_Prompt_: The listing, minus its pictures, is to be given again exactly.

(Beginning of Provided material)

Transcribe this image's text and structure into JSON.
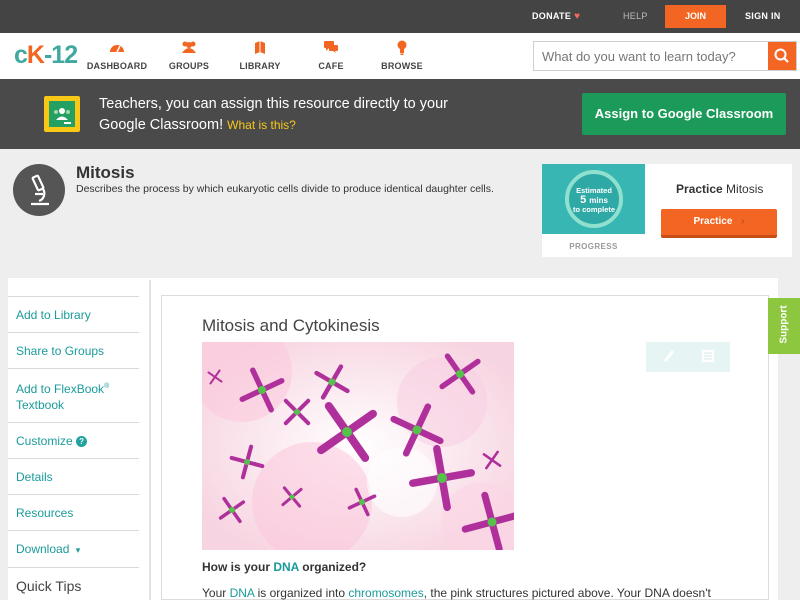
{
  "topbar": {
    "donate": "DONATE",
    "help": "HELP",
    "join": "JOIN",
    "signin": "SIGN IN"
  },
  "nav": {
    "logo_left": "c",
    "logo_k": "K",
    "logo_right": "-12",
    "items": [
      {
        "label": "DASHBOARD",
        "icon": "dashboard-icon"
      },
      {
        "label": "GROUPS",
        "icon": "groups-icon"
      },
      {
        "label": "LIBRARY",
        "icon": "library-icon"
      },
      {
        "label": "CAFE",
        "icon": "cafe-icon"
      },
      {
        "label": "BROWSE",
        "icon": "browse-icon"
      }
    ],
    "search_placeholder": "What do you want to learn today?"
  },
  "banner": {
    "text": "Teachers, you can assign this resource directly to your Google Classroom!",
    "what_is": "What is this?",
    "button": "Assign to Google Classroom"
  },
  "concept": {
    "title": "Mitosis",
    "description": "Describes the process by which eukaryotic cells divide to produce identical daughter cells."
  },
  "practice": {
    "estimated": "Estimated",
    "mins": "5",
    "mins_label": "mins",
    "to_complete": "to complete",
    "progress_label": "PROGRESS",
    "heading_bold": "Practice",
    "heading_rest": "Mitosis",
    "button": "Practice"
  },
  "sidebar": {
    "add_library": "Add to Library",
    "share_groups": "Share to Groups",
    "add_flexbook": "Add to FlexBook",
    "reg": "®",
    "textbook": "Textbook",
    "customize": "Customize",
    "customize_badge": "?",
    "details": "Details",
    "resources": "Resources",
    "download": "Download",
    "download_caret": "▾",
    "quick_tips": "Quick Tips"
  },
  "article": {
    "title": "Mitosis and Cytokinesis",
    "question_pre": "How is your ",
    "question_link": "DNA",
    "question_post": " organized?",
    "body_pre": "Your ",
    "body_link1": "DNA",
    "body_mid": " is organized into ",
    "body_link2": "chromosomes",
    "body_post": ", the pink structures pictured above. Your DNA doesn't"
  },
  "support": "Support",
  "colors": {
    "brand_orange": "#f26522",
    "brand_teal": "#1b9a9a",
    "google_green": "#1b9a59",
    "support_green": "#8dc63f",
    "chromosome_purple": "#b0309b",
    "chromosome_green": "#55c24a"
  }
}
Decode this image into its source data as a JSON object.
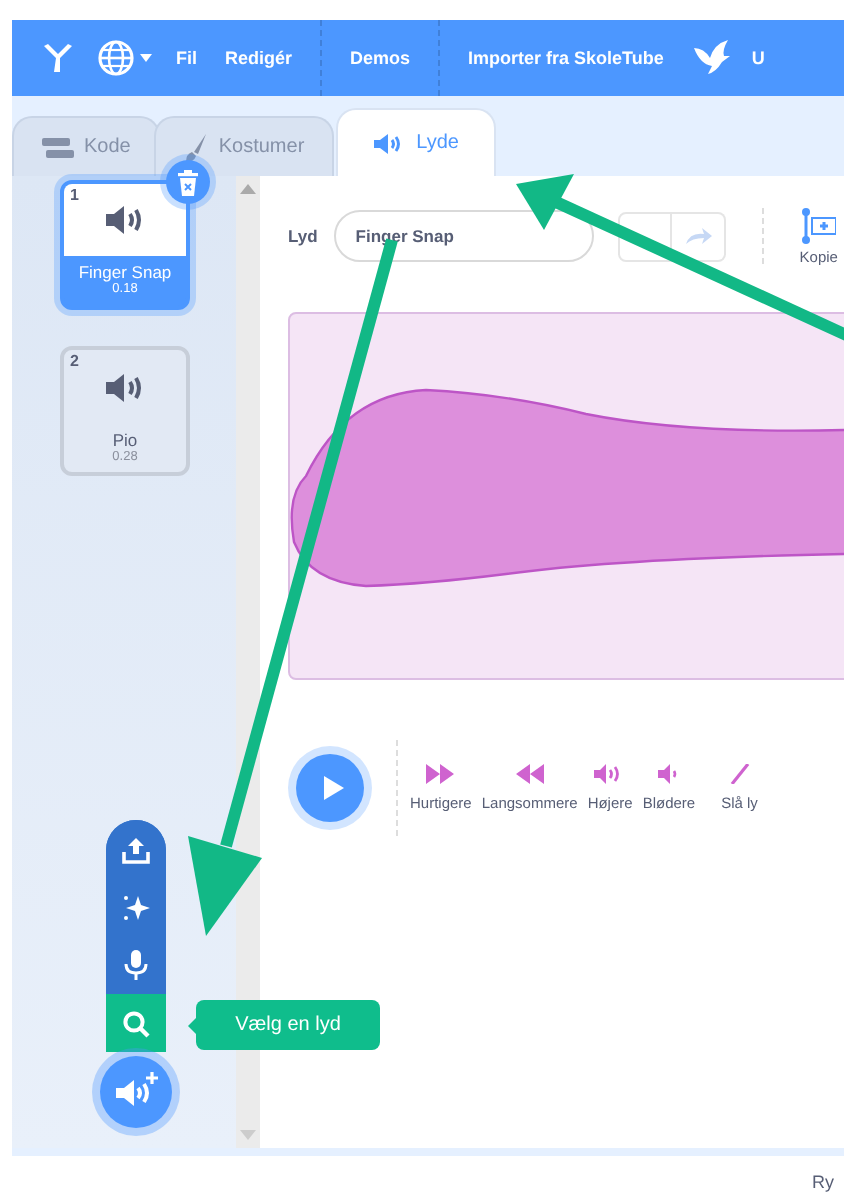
{
  "menu": {
    "items": [
      {
        "kind": "logo"
      },
      {
        "kind": "language"
      },
      {
        "kind": "text",
        "label": "Fil"
      },
      {
        "kind": "text",
        "label": "Redigér"
      },
      {
        "kind": "divider"
      },
      {
        "kind": "text",
        "label": "Demos"
      },
      {
        "kind": "divider"
      },
      {
        "kind": "text",
        "label": "Importer fra SkoleTube"
      },
      {
        "kind": "bird"
      },
      {
        "kind": "text",
        "label": "U"
      }
    ]
  },
  "tabs": [
    {
      "label": "Kode",
      "kind": "code",
      "selected": false
    },
    {
      "label": "Kostumer",
      "kind": "costumes",
      "selected": false
    },
    {
      "label": "Lyde",
      "kind": "sounds",
      "selected": true
    }
  ],
  "sounds": [
    {
      "index": "1",
      "name": "Finger Snap",
      "duration": "0.18",
      "selected": true
    },
    {
      "index": "2",
      "name": "Pio",
      "duration": "0.28",
      "selected": false
    }
  ],
  "editor": {
    "sound_label": "Lyd",
    "name_value": "Finger Snap",
    "copy_label": "Kopie",
    "effects": [
      {
        "kind": "faster",
        "label": "Hurtigere"
      },
      {
        "kind": "slower",
        "label": "Langsommere"
      },
      {
        "kind": "louder",
        "label": "Højere"
      },
      {
        "kind": "softer",
        "label": "Blødere"
      },
      {
        "kind": "mute",
        "label": "Slå ly"
      }
    ]
  },
  "add_menu": {
    "items": [
      {
        "kind": "upload",
        "selected": false
      },
      {
        "kind": "surprise",
        "selected": false
      },
      {
        "kind": "record",
        "selected": false
      },
      {
        "kind": "search",
        "selected": true
      }
    ],
    "tooltip": "Vælg en lyd"
  },
  "footer_text": "Ry"
}
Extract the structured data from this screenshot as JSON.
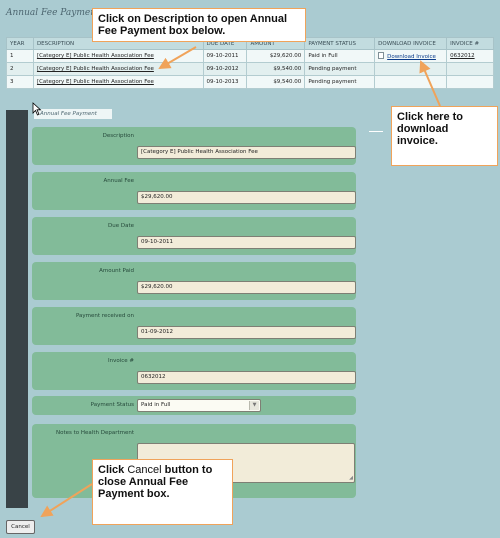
{
  "page_title": "Annual Fee Payment",
  "table": {
    "headers": [
      "YEAR",
      "DESCRIPTION",
      "DUE DATE",
      "AMOUNT",
      "PAYMENT STATUS",
      "DOWNLOAD INVOICE",
      "INVOICE #"
    ],
    "rows": [
      {
        "year": "1",
        "description": "[Category E] Public Health Association Fee",
        "due_date": "09-10-2011",
        "amount": "$29,620.00",
        "status": "Paid in Full",
        "download": "Download Invoice",
        "invoice": "0632012"
      },
      {
        "year": "2",
        "description": "[Category E] Public Health Association Fee",
        "due_date": "09-10-2012",
        "amount": "$9,540.00",
        "status": "Pending payment",
        "download": "",
        "invoice": ""
      },
      {
        "year": "3",
        "description": "[Category E] Public Health Association Fee",
        "due_date": "09-10-2013",
        "amount": "$9,540.00",
        "status": "Pending payment",
        "download": "",
        "invoice": ""
      }
    ]
  },
  "form": {
    "legend": "Annual Fee Payment",
    "description_label": "Description",
    "description_value": "[Category E] Public Health Association Fee",
    "annual_fee_label": "Annual Fee",
    "annual_fee_value": "$29,620.00",
    "due_date_label": "Due Date",
    "due_date_value": "09-10-2011",
    "amount_paid_label": "Amount Paid",
    "amount_paid_value": "$29,620.00",
    "payment_received_label": "Payment received on",
    "payment_received_value": "01-09-2012",
    "invoice_label": "Invoice #",
    "invoice_value": "0632012",
    "payment_status_label": "Payment Status",
    "payment_status_value": "Paid in Full",
    "notes_label": "Notes to Health Department",
    "cancel_label": "Cancel"
  },
  "callouts": {
    "description": "Click on Description to open Annual Fee Payment box below.",
    "download": "Click here to download invoice.",
    "cancel_prefix": "Click ",
    "cancel_word": "Cancel",
    "cancel_suffix": " button to close Annual Fee Payment box."
  },
  "colors": {
    "background": "#aacbd1",
    "field_row": "#82bb99",
    "callout_border": "#f0a35a",
    "arrow": "#f0a35a"
  }
}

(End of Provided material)

_Output of the exercise_:
Transcribe this image's text and structure into JSON.
{
  "topbar": {
    "donate": "DONATE",
    "help": "HELP",
    "join": "JOIN",
    "signin": "SIGN IN"
  },
  "nav": {
    "logo_left": "c",
    "logo_k": "K",
    "logo_right": "-12",
    "items": [
      {
        "label": "DASHBOARD",
        "icon": "dashboard-icon"
      },
      {
        "label": "GROUPS",
        "icon": "groups-icon"
      },
      {
        "label": "LIBRARY",
        "icon": "library-icon"
      },
      {
        "label": "CAFE",
        "icon": "cafe-icon"
      },
      {
        "label": "BROWSE",
        "icon": "browse-icon"
      }
    ],
    "search_placeholder": "What do you want to learn today?"
  },
  "banner": {
    "text": "Teachers, you can assign this resource directly to your Google Classroom!",
    "what_is": "What is this?",
    "button": "Assign to Google Classroom"
  },
  "concept": {
    "title": "Mitosis",
    "description": "Describes the process by which eukaryotic cells divide to produce identical daughter cells."
  },
  "practice": {
    "estimated": "Estimated",
    "mins": "5",
    "mins_label": "mins",
    "to_complete": "to complete",
    "progress_label": "PROGRESS",
    "heading_bold": "Practice",
    "heading_rest": "Mitosis",
    "button": "Practice"
  },
  "sidebar": {
    "add_library": "Add to Library",
    "share_groups": "Share to Groups",
    "add_flexbook": "Add to FlexBook",
    "reg": "®",
    "textbook": "Textbook",
    "customize": "Customize",
    "customize_badge": "?",
    "details": "Details",
    "resources": "Resources",
    "download": "Download",
    "download_caret": "▾",
    "quick_tips": "Quick Tips"
  },
  "article": {
    "title": "Mitosis and Cytokinesis",
    "question_pre": "How is your ",
    "question_link": "DNA",
    "question_post": " organized?",
    "body_pre": "Your ",
    "body_link1": "DNA",
    "body_mid": " is organized into ",
    "body_link2": "chromosomes",
    "body_post": ", the pink structures pictured above. Your DNA doesn't"
  },
  "support": "Support",
  "colors": {
    "brand_orange": "#f26522",
    "brand_teal": "#1b9a9a",
    "google_green": "#1b9a59",
    "support_green": "#8dc63f",
    "chromosome_purple": "#b0309b",
    "chromosome_green": "#55c24a"
  }
}
Decode this image into its source data as a JSON object.
{
  "menu": {
    "items": [
      {
        "kind": "logo"
      },
      {
        "kind": "language"
      },
      {
        "kind": "text",
        "label": "Fil"
      },
      {
        "kind": "text",
        "label": "Redigér"
      },
      {
        "kind": "divider"
      },
      {
        "kind": "text",
        "label": "Demos"
      },
      {
        "kind": "divider"
      },
      {
        "kind": "text",
        "label": "Importer fra SkoleTube"
      },
      {
        "kind": "bird"
      },
      {
        "kind": "text",
        "label": "U"
      }
    ]
  },
  "tabs": [
    {
      "label": "Kode",
      "kind": "code",
      "selected": false
    },
    {
      "label": "Kostumer",
      "kind": "costumes",
      "selected": false
    },
    {
      "label": "Lyde",
      "kind": "sounds",
      "selected": true
    }
  ],
  "sounds": [
    {
      "index": "1",
      "name": "Finger Snap",
      "duration": "0.18",
      "selected": true
    },
    {
      "index": "2",
      "name": "Pio",
      "duration": "0.28",
      "selected": false
    }
  ],
  "editor": {
    "sound_label": "Lyd",
    "name_value": "Finger Snap",
    "copy_label": "Kopie",
    "effects": [
      {
        "kind": "faster",
        "label": "Hurtigere"
      },
      {
        "kind": "slower",
        "label": "Langsommere"
      },
      {
        "kind": "louder",
        "label": "Højere"
      },
      {
        "kind": "softer",
        "label": "Blødere"
      },
      {
        "kind": "mute",
        "label": "Slå ly"
      }
    ]
  },
  "add_menu": {
    "items": [
      {
        "kind": "upload",
        "selected": false
      },
      {
        "kind": "surprise",
        "selected": false
      },
      {
        "kind": "record",
        "selected": false
      },
      {
        "kind": "search",
        "selected": true
      }
    ],
    "tooltip": "Vælg en lyd"
  },
  "footer_text": "Ry"
}
Extract the structured data from this screenshot as JSON.
{
  "page_title": "Annual Fee Payment",
  "table": {
    "headers": [
      "YEAR",
      "DESCRIPTION",
      "DUE DATE",
      "AMOUNT",
      "PAYMENT STATUS",
      "DOWNLOAD INVOICE",
      "INVOICE #"
    ],
    "rows": [
      {
        "year": "1",
        "description": "[Category E] Public Health Association Fee",
        "due_date": "09-10-2011",
        "amount": "$29,620.00",
        "status": "Paid in Full",
        "download": "Download Invoice",
        "invoice": "0632012"
      },
      {
        "year": "2",
        "description": "[Category E] Public Health Association Fee",
        "due_date": "09-10-2012",
        "amount": "$9,540.00",
        "status": "Pending payment",
        "download": "",
        "invoice": ""
      },
      {
        "year": "3",
        "description": "[Category E] Public Health Association Fee",
        "due_date": "09-10-2013",
        "amount": "$9,540.00",
        "status": "Pending payment",
        "download": "",
        "invoice": ""
      }
    ]
  },
  "form": {
    "legend": "Annual Fee Payment",
    "description_label": "Description",
    "description_value": "[Category E] Public Health Association Fee",
    "annual_fee_label": "Annual Fee",
    "annual_fee_value": "$29,620.00",
    "due_date_label": "Due Date",
    "due_date_value": "09-10-2011",
    "amount_paid_label": "Amount Paid",
    "amount_paid_value": "$29,620.00",
    "payment_received_label": "Payment received on",
    "payment_received_value": "01-09-2012",
    "invoice_label": "Invoice #",
    "invoice_value": "0632012",
    "payment_status_label": "Payment Status",
    "payment_status_value": "Paid in Full",
    "notes_label": "Notes to Health Department",
    "cancel_label": "Cancel"
  },
  "callouts": {
    "description": "Click on Description to open Annual Fee Payment box below.",
    "download": "Click here to download invoice.",
    "cancel_prefix": "Click ",
    "cancel_word": "Cancel",
    "cancel_suffix": " button to close Annual Fee Payment box."
  },
  "colors": {
    "background": "#aacbd1",
    "field_row": "#82bb99",
    "callout_border": "#f0a35a",
    "arrow": "#f0a35a"
  }
}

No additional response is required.